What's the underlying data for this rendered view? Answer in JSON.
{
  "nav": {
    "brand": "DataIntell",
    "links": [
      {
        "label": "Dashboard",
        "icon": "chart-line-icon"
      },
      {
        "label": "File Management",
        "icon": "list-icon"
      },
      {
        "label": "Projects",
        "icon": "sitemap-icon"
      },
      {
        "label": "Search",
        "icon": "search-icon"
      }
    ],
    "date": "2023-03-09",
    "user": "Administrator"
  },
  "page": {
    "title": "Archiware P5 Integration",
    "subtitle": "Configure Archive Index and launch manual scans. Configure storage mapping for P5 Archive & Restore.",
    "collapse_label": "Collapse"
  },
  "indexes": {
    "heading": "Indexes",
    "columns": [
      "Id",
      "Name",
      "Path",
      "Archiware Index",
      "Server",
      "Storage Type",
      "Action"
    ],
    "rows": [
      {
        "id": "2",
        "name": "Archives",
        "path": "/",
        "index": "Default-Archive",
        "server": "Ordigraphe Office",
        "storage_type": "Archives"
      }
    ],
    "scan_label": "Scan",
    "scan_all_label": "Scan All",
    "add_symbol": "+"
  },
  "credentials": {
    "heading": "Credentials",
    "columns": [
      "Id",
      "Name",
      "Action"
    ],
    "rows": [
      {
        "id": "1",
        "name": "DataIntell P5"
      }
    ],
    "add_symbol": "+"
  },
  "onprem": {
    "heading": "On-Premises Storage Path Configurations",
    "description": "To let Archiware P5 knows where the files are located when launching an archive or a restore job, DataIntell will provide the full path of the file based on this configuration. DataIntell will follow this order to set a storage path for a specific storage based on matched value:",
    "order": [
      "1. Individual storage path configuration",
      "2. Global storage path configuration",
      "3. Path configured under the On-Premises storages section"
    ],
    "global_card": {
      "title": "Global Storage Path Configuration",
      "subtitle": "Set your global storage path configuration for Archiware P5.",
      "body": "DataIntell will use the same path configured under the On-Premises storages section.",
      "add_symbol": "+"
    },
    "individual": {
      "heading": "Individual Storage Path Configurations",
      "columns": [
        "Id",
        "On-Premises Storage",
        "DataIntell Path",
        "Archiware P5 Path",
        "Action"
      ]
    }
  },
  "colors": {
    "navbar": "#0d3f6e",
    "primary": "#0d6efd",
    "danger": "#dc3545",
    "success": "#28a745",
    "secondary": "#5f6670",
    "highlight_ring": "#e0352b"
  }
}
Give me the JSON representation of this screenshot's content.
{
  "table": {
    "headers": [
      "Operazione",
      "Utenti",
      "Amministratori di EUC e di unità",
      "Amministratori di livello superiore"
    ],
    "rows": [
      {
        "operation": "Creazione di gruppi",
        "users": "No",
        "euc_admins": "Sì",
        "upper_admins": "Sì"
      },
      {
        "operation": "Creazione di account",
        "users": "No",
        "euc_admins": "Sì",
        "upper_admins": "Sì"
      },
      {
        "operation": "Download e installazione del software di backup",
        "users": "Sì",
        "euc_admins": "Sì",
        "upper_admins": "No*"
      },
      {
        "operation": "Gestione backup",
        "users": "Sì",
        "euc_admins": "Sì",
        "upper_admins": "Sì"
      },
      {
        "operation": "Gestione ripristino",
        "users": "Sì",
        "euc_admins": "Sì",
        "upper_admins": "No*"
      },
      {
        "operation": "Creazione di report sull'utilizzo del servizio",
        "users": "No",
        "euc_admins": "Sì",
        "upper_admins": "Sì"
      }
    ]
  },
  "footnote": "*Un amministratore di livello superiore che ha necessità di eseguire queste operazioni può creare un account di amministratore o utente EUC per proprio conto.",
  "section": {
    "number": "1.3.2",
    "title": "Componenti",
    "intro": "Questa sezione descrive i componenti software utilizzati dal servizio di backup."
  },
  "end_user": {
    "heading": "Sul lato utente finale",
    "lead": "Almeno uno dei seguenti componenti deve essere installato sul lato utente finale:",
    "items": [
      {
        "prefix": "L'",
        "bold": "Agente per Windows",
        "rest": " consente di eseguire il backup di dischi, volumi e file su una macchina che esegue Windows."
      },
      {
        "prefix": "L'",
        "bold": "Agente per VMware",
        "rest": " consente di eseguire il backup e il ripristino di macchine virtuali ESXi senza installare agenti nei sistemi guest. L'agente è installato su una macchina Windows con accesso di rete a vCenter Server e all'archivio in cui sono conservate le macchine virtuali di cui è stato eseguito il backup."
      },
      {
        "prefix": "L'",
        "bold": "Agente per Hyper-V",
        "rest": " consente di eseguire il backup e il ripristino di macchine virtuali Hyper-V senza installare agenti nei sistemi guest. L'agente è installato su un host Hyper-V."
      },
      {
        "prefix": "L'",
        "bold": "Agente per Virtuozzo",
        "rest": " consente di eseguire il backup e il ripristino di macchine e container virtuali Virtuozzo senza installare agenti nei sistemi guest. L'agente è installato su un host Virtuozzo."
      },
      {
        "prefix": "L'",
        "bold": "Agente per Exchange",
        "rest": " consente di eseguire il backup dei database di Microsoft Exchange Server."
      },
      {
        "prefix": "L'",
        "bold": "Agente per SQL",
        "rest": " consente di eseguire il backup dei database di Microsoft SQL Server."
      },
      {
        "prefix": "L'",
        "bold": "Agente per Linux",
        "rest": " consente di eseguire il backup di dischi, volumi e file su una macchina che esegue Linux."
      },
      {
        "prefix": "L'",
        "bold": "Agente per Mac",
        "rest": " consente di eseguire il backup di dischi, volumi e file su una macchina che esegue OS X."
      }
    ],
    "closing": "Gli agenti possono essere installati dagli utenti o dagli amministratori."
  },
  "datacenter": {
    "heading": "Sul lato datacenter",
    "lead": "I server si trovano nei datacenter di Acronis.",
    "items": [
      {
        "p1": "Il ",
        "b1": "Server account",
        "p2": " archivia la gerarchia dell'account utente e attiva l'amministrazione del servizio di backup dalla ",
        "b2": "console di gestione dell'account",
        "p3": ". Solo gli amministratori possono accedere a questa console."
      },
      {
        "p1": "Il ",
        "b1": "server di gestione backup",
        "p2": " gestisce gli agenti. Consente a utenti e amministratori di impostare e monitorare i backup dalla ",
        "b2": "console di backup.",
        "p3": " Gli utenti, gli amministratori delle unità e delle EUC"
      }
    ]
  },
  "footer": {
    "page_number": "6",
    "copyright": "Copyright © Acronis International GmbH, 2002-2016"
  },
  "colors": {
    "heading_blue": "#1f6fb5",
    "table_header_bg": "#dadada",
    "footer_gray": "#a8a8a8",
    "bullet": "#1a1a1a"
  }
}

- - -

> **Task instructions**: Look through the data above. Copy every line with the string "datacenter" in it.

> **Finished exercise**:
  "datacenter": {
    "heading": "Sul lato datacenter",
    "lead": "I server si trovano nei datacenter di Acronis.",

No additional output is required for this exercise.